++++ TASK INPUT ++++

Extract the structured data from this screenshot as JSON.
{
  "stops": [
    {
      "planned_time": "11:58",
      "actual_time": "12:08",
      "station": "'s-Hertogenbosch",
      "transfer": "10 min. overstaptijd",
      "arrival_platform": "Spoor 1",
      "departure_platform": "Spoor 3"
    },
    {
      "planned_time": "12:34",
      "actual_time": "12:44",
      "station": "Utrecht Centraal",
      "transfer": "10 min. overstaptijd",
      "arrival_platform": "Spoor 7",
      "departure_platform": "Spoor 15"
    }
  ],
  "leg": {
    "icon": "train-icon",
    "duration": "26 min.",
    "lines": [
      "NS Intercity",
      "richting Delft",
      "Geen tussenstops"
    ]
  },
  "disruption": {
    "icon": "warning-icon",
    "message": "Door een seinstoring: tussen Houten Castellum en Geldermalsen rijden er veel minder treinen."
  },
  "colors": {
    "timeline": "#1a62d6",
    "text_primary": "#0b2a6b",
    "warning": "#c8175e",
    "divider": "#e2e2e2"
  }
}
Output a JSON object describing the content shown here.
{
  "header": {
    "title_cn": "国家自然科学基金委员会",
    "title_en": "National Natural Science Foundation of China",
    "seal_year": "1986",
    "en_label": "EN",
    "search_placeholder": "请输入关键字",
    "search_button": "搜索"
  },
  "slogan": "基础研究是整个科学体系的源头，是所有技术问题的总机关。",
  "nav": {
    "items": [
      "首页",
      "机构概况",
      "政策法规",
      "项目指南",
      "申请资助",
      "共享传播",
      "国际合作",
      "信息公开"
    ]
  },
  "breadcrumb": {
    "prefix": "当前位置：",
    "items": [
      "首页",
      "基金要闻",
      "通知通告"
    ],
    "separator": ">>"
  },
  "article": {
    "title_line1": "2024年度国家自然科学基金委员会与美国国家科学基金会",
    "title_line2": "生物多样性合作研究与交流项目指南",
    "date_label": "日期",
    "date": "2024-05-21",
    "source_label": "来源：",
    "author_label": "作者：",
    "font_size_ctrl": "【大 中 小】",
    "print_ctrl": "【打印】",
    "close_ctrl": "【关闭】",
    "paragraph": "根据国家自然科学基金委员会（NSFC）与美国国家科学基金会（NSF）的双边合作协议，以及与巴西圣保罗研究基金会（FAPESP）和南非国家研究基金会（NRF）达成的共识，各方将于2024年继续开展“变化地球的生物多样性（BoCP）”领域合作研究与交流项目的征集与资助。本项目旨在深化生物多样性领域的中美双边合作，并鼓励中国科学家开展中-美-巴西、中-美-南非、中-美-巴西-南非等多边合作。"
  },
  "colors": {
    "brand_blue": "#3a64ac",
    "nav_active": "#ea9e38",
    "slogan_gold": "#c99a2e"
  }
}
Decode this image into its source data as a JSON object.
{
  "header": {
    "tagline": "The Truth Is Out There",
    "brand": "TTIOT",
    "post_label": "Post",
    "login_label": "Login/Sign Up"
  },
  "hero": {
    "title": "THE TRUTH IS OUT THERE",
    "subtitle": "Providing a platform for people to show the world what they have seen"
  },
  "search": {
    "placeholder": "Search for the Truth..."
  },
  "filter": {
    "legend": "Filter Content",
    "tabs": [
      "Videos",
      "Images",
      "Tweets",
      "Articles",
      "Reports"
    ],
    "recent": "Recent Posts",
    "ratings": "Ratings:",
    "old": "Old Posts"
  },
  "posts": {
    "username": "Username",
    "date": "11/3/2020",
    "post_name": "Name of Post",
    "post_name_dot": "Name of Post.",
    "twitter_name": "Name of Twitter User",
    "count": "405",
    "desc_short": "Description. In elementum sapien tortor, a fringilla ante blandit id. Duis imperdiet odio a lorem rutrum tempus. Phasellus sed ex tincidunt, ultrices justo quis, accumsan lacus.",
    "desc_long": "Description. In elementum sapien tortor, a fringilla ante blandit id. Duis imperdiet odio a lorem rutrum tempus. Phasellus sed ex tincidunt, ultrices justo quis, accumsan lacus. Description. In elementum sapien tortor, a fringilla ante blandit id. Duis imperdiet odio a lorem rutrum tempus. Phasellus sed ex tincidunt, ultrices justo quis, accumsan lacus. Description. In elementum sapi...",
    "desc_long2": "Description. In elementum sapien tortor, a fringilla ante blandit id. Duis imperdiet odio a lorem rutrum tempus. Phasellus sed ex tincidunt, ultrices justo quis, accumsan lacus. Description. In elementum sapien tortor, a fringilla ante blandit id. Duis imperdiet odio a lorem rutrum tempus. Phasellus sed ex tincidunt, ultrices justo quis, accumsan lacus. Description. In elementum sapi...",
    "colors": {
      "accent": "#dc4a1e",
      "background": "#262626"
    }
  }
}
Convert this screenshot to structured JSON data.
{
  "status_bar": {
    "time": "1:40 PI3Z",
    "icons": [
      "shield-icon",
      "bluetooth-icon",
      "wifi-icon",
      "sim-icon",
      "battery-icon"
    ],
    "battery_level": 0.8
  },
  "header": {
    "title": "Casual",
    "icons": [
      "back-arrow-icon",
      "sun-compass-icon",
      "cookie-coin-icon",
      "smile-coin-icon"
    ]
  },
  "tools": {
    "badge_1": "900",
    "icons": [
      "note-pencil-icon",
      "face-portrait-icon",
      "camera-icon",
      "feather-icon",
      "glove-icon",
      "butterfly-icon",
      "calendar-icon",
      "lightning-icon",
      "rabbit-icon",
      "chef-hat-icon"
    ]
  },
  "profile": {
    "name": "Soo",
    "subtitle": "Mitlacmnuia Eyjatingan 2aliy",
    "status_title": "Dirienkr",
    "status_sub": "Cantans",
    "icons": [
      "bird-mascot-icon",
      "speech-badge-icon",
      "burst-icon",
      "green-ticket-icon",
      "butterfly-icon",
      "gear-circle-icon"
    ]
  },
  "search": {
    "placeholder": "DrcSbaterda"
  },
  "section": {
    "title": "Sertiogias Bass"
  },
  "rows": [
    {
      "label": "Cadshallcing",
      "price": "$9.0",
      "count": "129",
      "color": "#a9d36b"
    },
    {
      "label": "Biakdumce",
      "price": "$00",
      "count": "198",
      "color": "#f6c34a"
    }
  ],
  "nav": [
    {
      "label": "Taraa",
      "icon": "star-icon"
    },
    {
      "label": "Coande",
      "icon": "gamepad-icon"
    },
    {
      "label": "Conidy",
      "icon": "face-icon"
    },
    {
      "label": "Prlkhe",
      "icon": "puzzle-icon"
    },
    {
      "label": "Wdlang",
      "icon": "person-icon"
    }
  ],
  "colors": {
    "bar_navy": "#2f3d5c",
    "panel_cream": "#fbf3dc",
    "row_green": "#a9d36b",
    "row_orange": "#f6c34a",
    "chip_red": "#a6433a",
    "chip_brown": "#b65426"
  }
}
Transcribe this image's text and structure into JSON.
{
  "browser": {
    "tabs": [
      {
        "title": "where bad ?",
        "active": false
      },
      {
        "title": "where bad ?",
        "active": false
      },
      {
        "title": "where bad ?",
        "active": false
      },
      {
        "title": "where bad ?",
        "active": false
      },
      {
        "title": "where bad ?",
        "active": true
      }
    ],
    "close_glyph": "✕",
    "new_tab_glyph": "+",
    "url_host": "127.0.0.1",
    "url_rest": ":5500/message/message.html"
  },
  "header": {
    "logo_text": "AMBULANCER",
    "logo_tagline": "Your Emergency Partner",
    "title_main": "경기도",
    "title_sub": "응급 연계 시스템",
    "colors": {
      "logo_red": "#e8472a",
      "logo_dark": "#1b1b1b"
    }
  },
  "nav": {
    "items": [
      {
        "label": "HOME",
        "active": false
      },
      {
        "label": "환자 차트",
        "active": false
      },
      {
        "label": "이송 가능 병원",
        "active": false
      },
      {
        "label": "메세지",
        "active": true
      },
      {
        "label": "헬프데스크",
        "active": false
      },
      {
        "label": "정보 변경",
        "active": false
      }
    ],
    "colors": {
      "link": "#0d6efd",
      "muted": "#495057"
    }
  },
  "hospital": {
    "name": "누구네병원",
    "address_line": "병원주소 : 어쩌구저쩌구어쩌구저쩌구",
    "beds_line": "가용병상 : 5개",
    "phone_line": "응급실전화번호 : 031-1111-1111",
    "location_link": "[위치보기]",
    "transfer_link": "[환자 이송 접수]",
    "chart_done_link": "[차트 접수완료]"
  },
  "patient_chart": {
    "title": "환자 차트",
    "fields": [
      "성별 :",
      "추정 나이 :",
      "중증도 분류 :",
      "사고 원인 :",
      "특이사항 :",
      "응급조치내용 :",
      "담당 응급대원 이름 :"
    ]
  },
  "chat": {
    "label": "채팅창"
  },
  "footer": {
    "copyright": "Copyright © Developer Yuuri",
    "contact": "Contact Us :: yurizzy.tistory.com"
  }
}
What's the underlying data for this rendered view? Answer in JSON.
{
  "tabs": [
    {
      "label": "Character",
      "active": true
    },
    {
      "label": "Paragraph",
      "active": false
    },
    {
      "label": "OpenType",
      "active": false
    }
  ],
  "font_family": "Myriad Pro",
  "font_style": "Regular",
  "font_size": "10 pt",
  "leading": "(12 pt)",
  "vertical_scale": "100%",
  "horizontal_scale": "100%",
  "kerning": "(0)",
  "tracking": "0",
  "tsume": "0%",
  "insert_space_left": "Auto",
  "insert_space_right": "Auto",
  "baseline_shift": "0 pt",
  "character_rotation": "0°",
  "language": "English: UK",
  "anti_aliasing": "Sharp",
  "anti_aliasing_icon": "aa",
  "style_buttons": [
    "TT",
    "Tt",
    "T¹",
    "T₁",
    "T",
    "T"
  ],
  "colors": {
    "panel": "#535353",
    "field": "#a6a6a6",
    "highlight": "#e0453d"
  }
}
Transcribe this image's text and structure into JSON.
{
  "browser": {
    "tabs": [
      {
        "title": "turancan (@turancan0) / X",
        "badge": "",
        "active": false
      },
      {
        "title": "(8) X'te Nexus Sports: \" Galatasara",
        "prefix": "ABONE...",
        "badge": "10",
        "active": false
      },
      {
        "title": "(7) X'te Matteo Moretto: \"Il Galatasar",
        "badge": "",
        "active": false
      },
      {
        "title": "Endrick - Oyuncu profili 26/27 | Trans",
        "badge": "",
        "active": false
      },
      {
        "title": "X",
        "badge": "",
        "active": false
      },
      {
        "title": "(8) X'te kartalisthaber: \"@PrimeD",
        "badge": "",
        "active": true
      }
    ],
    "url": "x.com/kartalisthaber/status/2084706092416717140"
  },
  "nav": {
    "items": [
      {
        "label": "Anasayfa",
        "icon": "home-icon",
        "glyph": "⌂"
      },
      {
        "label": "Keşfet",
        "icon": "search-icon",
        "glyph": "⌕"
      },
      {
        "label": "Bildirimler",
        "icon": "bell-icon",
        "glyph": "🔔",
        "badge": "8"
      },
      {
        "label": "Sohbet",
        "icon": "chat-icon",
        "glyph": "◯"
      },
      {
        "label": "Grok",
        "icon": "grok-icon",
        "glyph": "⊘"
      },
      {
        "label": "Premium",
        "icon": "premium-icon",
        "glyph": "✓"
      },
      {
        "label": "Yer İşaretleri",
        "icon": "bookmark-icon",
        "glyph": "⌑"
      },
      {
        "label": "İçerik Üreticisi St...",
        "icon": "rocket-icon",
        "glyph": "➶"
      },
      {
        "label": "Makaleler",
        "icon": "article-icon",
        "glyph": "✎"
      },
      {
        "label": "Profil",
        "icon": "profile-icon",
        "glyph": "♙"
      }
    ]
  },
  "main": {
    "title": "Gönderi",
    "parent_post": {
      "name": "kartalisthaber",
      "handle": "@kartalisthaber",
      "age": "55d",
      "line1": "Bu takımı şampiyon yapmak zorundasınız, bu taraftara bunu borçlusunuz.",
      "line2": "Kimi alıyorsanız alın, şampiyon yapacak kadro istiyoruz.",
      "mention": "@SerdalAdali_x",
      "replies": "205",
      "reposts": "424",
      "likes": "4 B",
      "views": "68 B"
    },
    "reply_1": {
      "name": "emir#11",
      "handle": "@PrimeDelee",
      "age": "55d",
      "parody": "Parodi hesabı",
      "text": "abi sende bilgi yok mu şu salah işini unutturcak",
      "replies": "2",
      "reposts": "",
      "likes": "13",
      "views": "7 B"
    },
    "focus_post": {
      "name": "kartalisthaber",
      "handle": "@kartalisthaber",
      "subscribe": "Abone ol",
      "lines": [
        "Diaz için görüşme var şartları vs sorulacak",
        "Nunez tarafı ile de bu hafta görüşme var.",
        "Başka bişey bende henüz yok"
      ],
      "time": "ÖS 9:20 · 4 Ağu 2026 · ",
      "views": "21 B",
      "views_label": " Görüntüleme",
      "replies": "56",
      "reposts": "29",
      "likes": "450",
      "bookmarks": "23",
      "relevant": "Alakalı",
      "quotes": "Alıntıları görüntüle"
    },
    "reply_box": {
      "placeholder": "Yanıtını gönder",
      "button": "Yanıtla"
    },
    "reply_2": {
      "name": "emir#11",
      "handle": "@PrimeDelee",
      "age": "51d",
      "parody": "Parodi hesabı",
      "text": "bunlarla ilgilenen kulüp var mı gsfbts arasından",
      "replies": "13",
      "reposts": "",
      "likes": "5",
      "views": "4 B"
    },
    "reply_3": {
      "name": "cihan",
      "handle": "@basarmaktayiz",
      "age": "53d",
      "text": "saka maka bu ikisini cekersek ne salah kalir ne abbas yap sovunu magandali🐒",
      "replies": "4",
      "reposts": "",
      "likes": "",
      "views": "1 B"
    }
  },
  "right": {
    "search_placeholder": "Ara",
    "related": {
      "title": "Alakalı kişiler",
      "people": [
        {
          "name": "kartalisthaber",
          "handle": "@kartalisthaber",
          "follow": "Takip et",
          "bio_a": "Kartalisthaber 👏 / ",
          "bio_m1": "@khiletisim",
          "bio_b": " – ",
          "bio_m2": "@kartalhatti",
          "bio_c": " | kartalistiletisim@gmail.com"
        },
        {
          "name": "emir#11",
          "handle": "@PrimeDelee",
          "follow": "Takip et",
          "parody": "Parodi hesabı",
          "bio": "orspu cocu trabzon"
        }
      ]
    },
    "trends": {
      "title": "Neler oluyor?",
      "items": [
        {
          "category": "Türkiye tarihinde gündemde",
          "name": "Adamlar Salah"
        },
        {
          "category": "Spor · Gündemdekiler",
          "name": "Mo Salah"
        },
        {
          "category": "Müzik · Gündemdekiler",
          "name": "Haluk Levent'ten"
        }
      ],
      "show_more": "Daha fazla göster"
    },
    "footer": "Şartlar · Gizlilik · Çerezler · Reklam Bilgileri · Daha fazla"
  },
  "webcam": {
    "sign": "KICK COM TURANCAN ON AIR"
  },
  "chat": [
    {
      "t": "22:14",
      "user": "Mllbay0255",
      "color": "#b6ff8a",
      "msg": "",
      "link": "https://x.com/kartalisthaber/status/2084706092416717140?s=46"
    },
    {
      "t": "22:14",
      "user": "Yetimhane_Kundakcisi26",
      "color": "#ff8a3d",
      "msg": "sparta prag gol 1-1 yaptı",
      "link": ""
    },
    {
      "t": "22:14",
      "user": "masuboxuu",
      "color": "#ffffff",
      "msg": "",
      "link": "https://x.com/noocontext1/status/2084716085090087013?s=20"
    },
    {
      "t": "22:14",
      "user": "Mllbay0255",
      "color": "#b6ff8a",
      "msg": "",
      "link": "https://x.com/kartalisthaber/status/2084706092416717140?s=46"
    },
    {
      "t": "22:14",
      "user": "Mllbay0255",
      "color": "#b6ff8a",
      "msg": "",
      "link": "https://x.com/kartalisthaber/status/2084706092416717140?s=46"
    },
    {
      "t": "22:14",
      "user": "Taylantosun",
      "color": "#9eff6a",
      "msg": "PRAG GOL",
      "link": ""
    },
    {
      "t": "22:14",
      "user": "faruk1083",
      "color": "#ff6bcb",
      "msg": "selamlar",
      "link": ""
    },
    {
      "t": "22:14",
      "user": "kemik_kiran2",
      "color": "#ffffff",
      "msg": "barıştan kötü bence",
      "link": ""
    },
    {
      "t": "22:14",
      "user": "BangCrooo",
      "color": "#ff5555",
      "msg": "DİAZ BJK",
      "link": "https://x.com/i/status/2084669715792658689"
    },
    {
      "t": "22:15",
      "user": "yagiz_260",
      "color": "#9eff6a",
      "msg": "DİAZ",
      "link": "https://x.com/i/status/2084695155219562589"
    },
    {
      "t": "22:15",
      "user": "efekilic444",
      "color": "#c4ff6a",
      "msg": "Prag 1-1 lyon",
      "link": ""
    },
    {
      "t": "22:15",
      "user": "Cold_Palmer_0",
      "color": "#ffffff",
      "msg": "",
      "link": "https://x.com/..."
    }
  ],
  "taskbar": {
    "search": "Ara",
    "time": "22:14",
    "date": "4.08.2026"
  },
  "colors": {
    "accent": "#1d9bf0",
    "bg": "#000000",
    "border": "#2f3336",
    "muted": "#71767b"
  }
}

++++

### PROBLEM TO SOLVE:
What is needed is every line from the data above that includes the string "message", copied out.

### TASK RESPONSE:
    "message": "Door een seinstoring: tussen Houten Castellum en Geldermalsen rijden er veel minder treinen."
    "url_rest": ":5500/message/message.html"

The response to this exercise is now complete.